* In many parts of the province, it’s janneying rather than mummering. The description here is based on accounts I heard while growing up in the ’60s in the head of Conception Bay. Chris Brookes’ radio documentary on mummering helped recall those stories and gave me the image of the missing finger. (Bio: the author of five volumes of poetry, Mary Dalton is Professor Emerita of English at Memorial University and Poet Laureate of the City of St. John’s.)
Today, between 1:30 p.m. and 2 p.m., the Mummers Festival will hold a “Virtual Rig Up,” on Facebook Live. The board of directors will show viewers how to get rigged up for mummering this Christmas.
With a hobby horse in hand, Kyle Crumsick said he discovered the tradition of mummering when he first moved to St. John’s from Oregon about 10 years ago.

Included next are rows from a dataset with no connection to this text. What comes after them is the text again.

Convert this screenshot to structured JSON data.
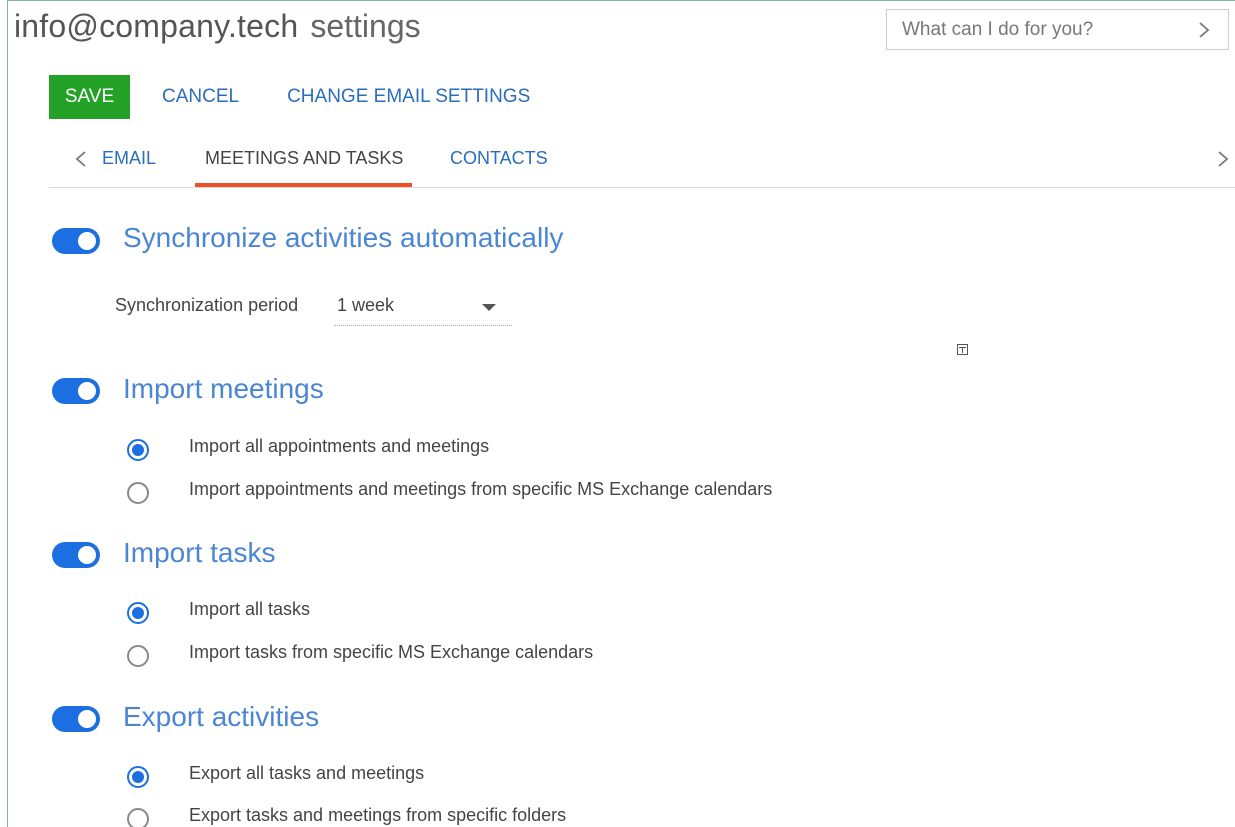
{
  "header": {
    "email": "info@company.tech",
    "suffix": "settings"
  },
  "search": {
    "placeholder": "What can I do for you?"
  },
  "toolbar": {
    "save_label": "SAVE",
    "cancel_label": "CANCEL",
    "change_email_label": "CHANGE EMAIL SETTINGS"
  },
  "tabs": [
    {
      "label": "EMAIL",
      "active": false
    },
    {
      "label": "MEETINGS AND TASKS",
      "active": true
    },
    {
      "label": "CONTACTS",
      "active": false
    }
  ],
  "sync": {
    "title": "Synchronize activities automatically",
    "enabled": true,
    "period_label": "Synchronization period",
    "period_value": "1 week"
  },
  "import_meetings": {
    "title": "Import meetings",
    "enabled": true,
    "options": [
      {
        "label": "Import all appointments and meetings",
        "checked": true
      },
      {
        "label": "Import appointments and meetings from specific MS Exchange calendars",
        "checked": false
      }
    ]
  },
  "import_tasks": {
    "title": "Import tasks",
    "enabled": true,
    "options": [
      {
        "label": "Import all tasks",
        "checked": true
      },
      {
        "label": "Import tasks from specific MS Exchange calendars",
        "checked": false
      }
    ]
  },
  "export_activities": {
    "title": "Export activities",
    "enabled": true,
    "options": [
      {
        "label": "Export all tasks and meetings",
        "checked": true
      },
      {
        "label": "Export tasks and meetings from specific folders",
        "checked": false
      }
    ]
  },
  "colors": {
    "accent_blue": "#1b6fe0",
    "link_blue": "#2a6ebb",
    "save_green": "#23a227",
    "tab_underline": "#f04e23",
    "title_blue": "#4a86d4"
  },
  "icons": [
    "chevron-right-icon",
    "chevron-left-icon",
    "window-icon"
  ]
}
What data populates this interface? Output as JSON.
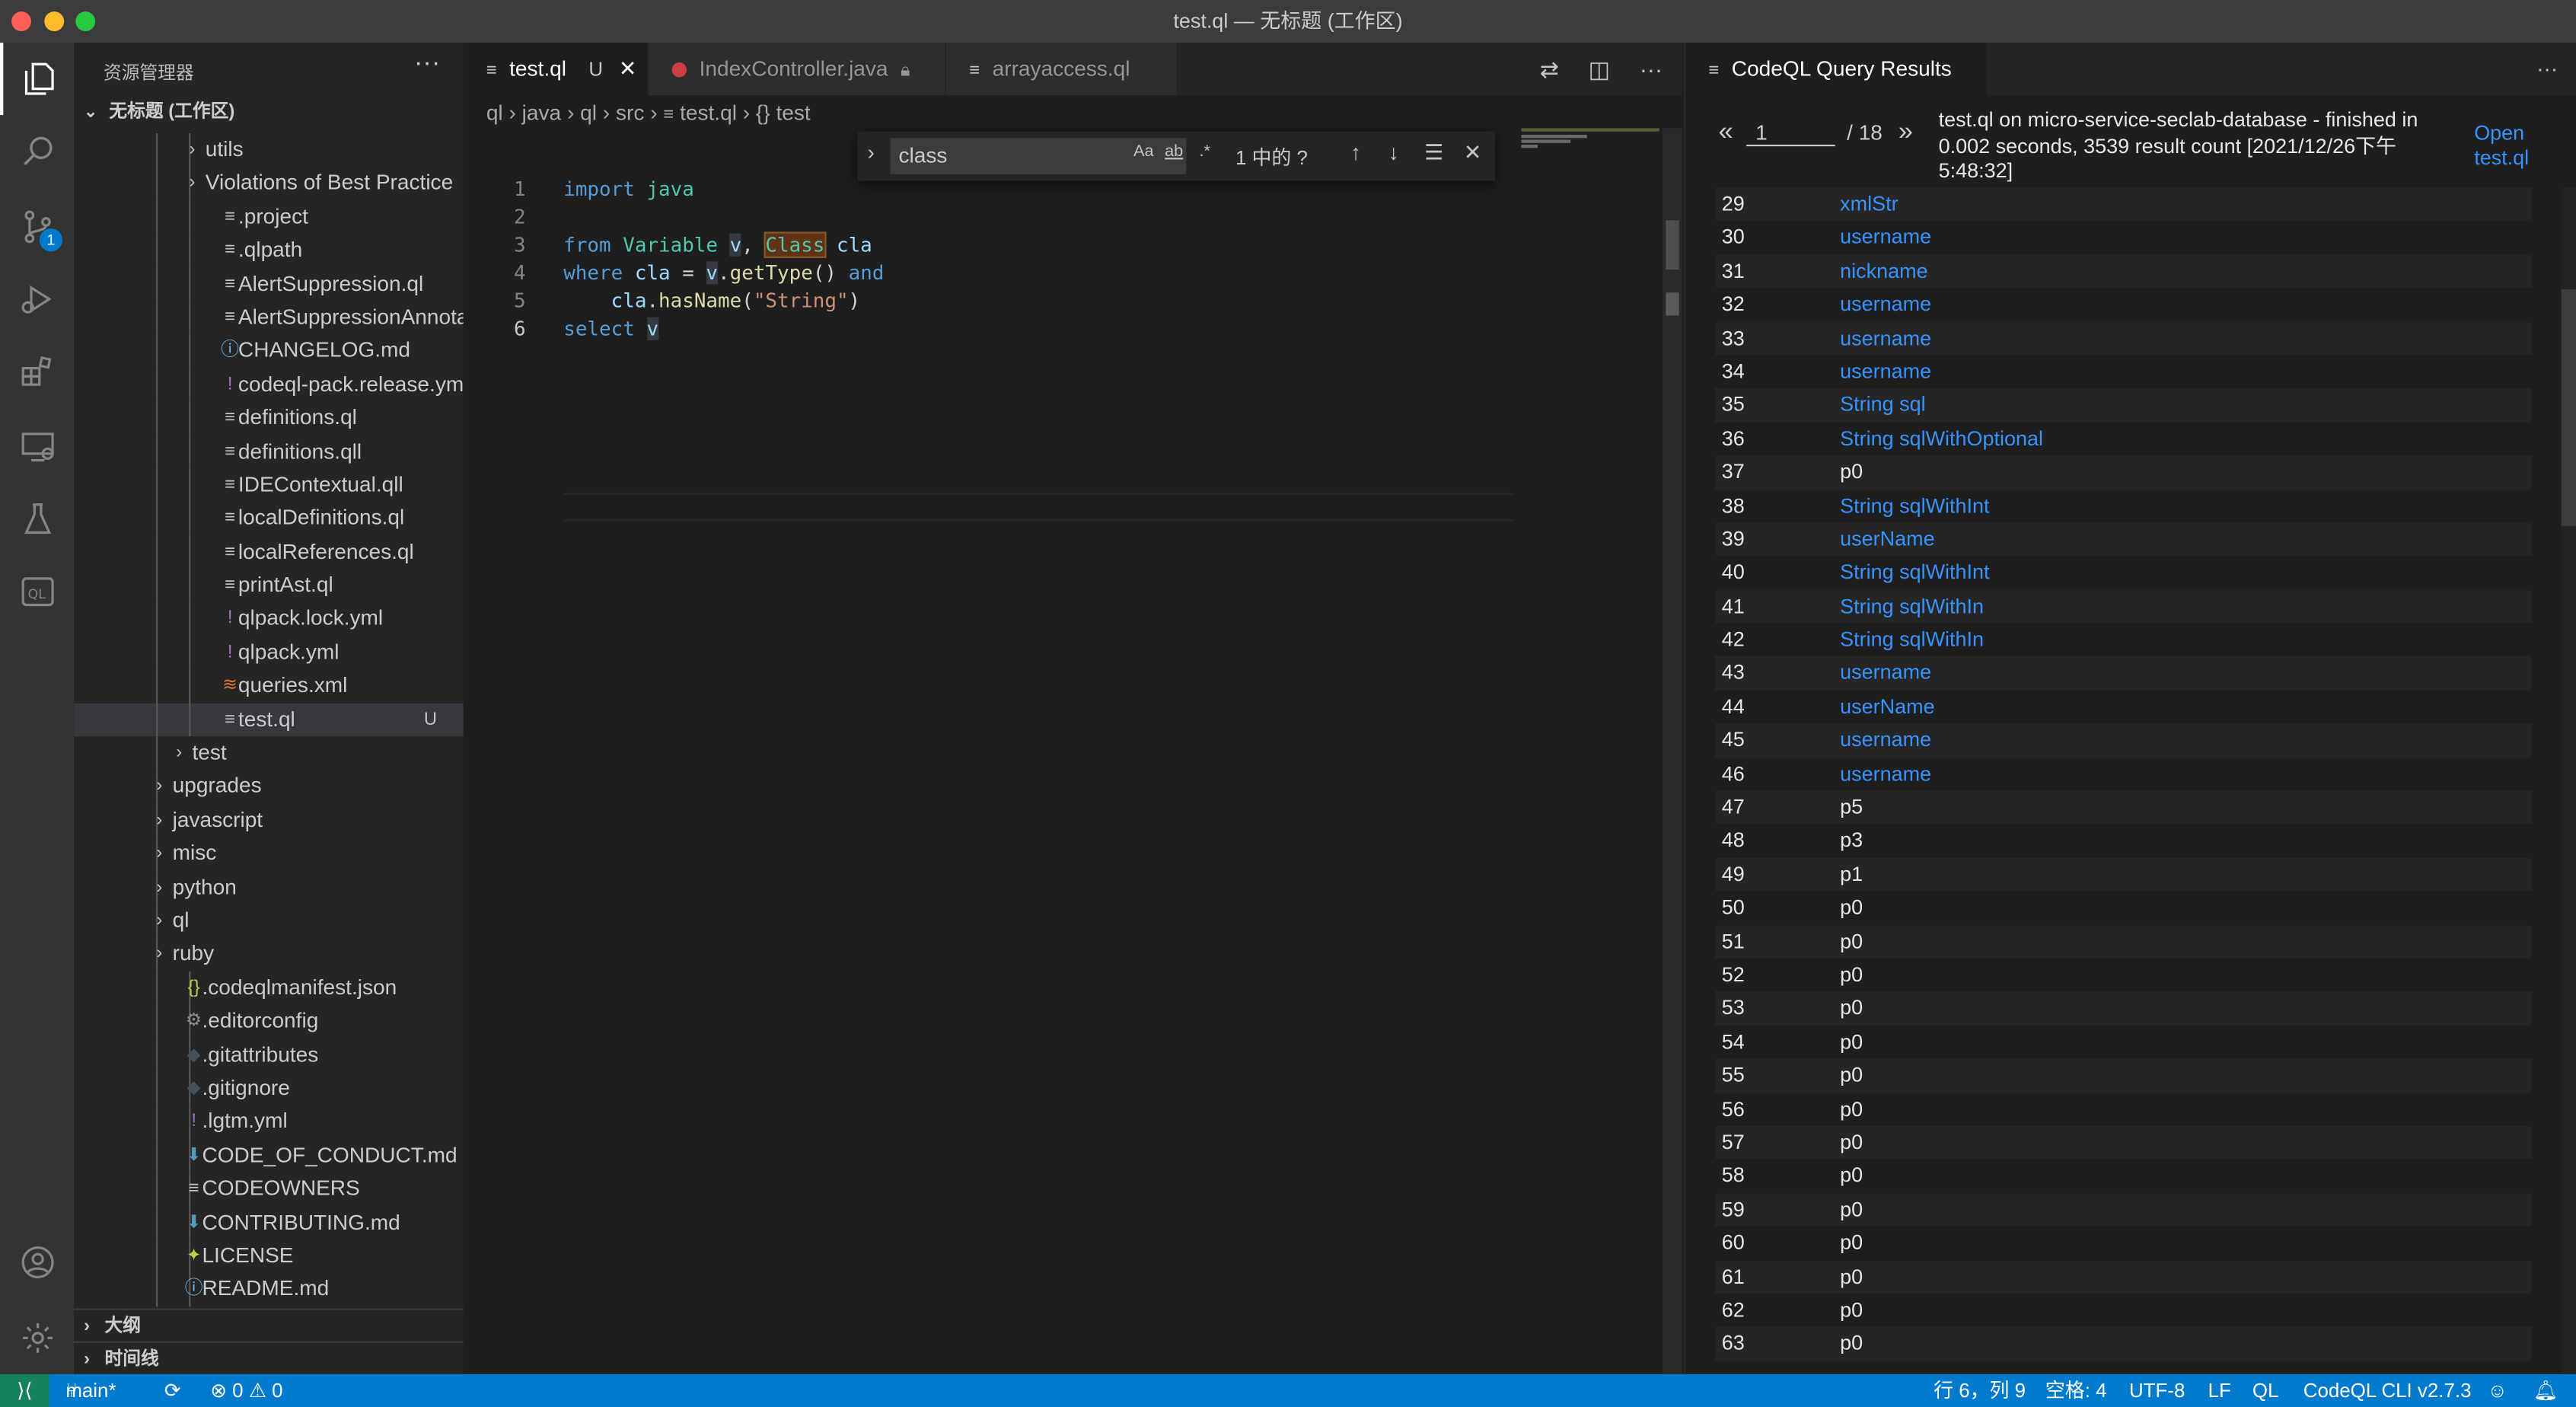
{
  "window": {
    "title": "test.ql — 无标题 (工作区)"
  },
  "sidebar": {
    "title": "资源管理器",
    "workspace": "无标题 (工作区)",
    "items": [
      {
        "label": "utils",
        "type": "folder"
      },
      {
        "label": "Violations of Best Practice",
        "type": "folder"
      },
      {
        "label": ".project",
        "type": "file"
      },
      {
        "label": ".qlpath",
        "type": "file"
      },
      {
        "label": "AlertSuppression.ql",
        "type": "file"
      },
      {
        "label": "AlertSuppressionAnnotations...",
        "type": "file"
      },
      {
        "label": "CHANGELOG.md",
        "type": "file"
      },
      {
        "label": "codeql-pack.release.yml",
        "type": "file"
      },
      {
        "label": "definitions.ql",
        "type": "file"
      },
      {
        "label": "definitions.qll",
        "type": "file"
      },
      {
        "label": "IDEContextual.qll",
        "type": "file"
      },
      {
        "label": "localDefinitions.ql",
        "type": "file"
      },
      {
        "label": "localReferences.ql",
        "type": "file"
      },
      {
        "label": "printAst.ql",
        "type": "file"
      },
      {
        "label": "qlpack.lock.yml",
        "type": "file"
      },
      {
        "label": "qlpack.yml",
        "type": "file"
      },
      {
        "label": "queries.xml",
        "type": "file"
      },
      {
        "label": "test.ql",
        "type": "file",
        "flag": "U"
      },
      {
        "label": "test",
        "type": "folder"
      },
      {
        "label": "upgrades",
        "type": "folder"
      },
      {
        "label": "javascript",
        "type": "folder"
      },
      {
        "label": "misc",
        "type": "folder"
      },
      {
        "label": "python",
        "type": "folder"
      },
      {
        "label": "ql",
        "type": "folder"
      },
      {
        "label": "ruby",
        "type": "folder"
      },
      {
        "label": ".codeqlmanifest.json",
        "type": "file"
      },
      {
        "label": ".editorconfig",
        "type": "file"
      },
      {
        "label": ".gitattributes",
        "type": "file"
      },
      {
        "label": ".gitignore",
        "type": "file"
      },
      {
        "label": ".lgtm.yml",
        "type": "file"
      },
      {
        "label": "CODE_OF_CONDUCT.md",
        "type": "file"
      },
      {
        "label": "CODEOWNERS",
        "type": "file"
      },
      {
        "label": "CONTRIBUTING.md",
        "type": "file"
      },
      {
        "label": "LICENSE",
        "type": "file"
      },
      {
        "label": "README.md",
        "type": "file"
      }
    ],
    "outline": "大纲",
    "timeline": "时间线"
  },
  "activity": {
    "scm_badge": "1"
  },
  "editor": {
    "tabs": [
      {
        "label": "test.ql",
        "flag": "U"
      },
      {
        "label": "IndexController.java"
      },
      {
        "label": "arrayaccess.ql"
      }
    ],
    "breadcrumb": [
      "ql",
      "java",
      "ql",
      "src",
      "test.ql",
      "{} test"
    ],
    "line_numbers": [
      "1",
      "2",
      "3",
      "4",
      "5",
      "6"
    ],
    "find": {
      "query": "class",
      "count": "1 中的 ?",
      "opt_case": "Aa",
      "opt_word": "ab",
      "opt_regex": ".*"
    }
  },
  "results": {
    "tab_label": "CodeQL Query Results",
    "page": "1",
    "page_total": "/ 18",
    "message": "test.ql on micro-service-seclab-database - finished in 0.002 seconds, 3539 result count [2021/12/26下午5:48:32]",
    "open_link": "Open test.ql",
    "rows": [
      {
        "n": "29",
        "v": "xmlStr",
        "link": true
      },
      {
        "n": "30",
        "v": "username",
        "link": true
      },
      {
        "n": "31",
        "v": "nickname",
        "link": true
      },
      {
        "n": "32",
        "v": "username",
        "link": true
      },
      {
        "n": "33",
        "v": "username",
        "link": true
      },
      {
        "n": "34",
        "v": "username",
        "link": true
      },
      {
        "n": "35",
        "v": "String sql",
        "link": true
      },
      {
        "n": "36",
        "v": "String sqlWithOptional",
        "link": true
      },
      {
        "n": "37",
        "v": "p0",
        "link": false
      },
      {
        "n": "38",
        "v": "String sqlWithInt",
        "link": true
      },
      {
        "n": "39",
        "v": "userName",
        "link": true
      },
      {
        "n": "40",
        "v": "String sqlWithInt",
        "link": true
      },
      {
        "n": "41",
        "v": "String sqlWithIn",
        "link": true
      },
      {
        "n": "42",
        "v": "String sqlWithIn",
        "link": true
      },
      {
        "n": "43",
        "v": "username",
        "link": true
      },
      {
        "n": "44",
        "v": "userName",
        "link": true
      },
      {
        "n": "45",
        "v": "username",
        "link": true
      },
      {
        "n": "46",
        "v": "username",
        "link": true
      },
      {
        "n": "47",
        "v": "p5",
        "link": false
      },
      {
        "n": "48",
        "v": "p3",
        "link": false
      },
      {
        "n": "49",
        "v": "p1",
        "link": false
      },
      {
        "n": "50",
        "v": "p0",
        "link": false
      },
      {
        "n": "51",
        "v": "p0",
        "link": false
      },
      {
        "n": "52",
        "v": "p0",
        "link": false
      },
      {
        "n": "53",
        "v": "p0",
        "link": false
      },
      {
        "n": "54",
        "v": "p0",
        "link": false
      },
      {
        "n": "55",
        "v": "p0",
        "link": false
      },
      {
        "n": "56",
        "v": "p0",
        "link": false
      },
      {
        "n": "57",
        "v": "p0",
        "link": false
      },
      {
        "n": "58",
        "v": "p0",
        "link": false
      },
      {
        "n": "59",
        "v": "p0",
        "link": false
      },
      {
        "n": "60",
        "v": "p0",
        "link": false
      },
      {
        "n": "61",
        "v": "p0",
        "link": false
      },
      {
        "n": "62",
        "v": "p0",
        "link": false
      },
      {
        "n": "63",
        "v": "p0",
        "link": false
      }
    ]
  },
  "status": {
    "branch": "main*",
    "problems": "⊗ 0 ⚠ 0",
    "cursor": "行 6，列 9",
    "spaces": "空格: 4",
    "encoding": "UTF-8",
    "eol": "LF",
    "language": "QL",
    "cli": "CodeQL CLI v2.7.3"
  },
  "colors": {
    "accent": "#007acc",
    "link": "#3794ff",
    "background": "#1e1e1e",
    "sidebar": "#252526"
  }
}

“The Mummers Festival was something that was a very unique cultural experience, to say the least,” he said. “One thing I was not prepared for was the army of hobby horses. That just took my fascination.”
He began making his own and has taught workshops for the festival for several years.
Angie O’Brien, Cheryl Stacey and Myrtle Mitchell are a group of friends who volunteer with the festival and were more than happy to get dressed up when The Telegram arrived at the festival’s headquarters in Victoria Park this week.
“It’s fun and you meet great people, but I miss the parade this year,” Stacey said. “When Lynn sent the email the three of us got together and said ‘Yup, we’re going.’”
In what looked like a tablecloth draped over her head, Mitchell said it was the second year the trio of friends have volunteered with the festival and getting dressed up still feels fantastic.
O’Brien was decked out in a vibrant hat, floral patterned skirt and a bright red sweater with a 42D brassiere wrapped around the outside.
“It just came out of the closet,” she said of her ensemble.
Andrew Waterman reports on East Coast culture.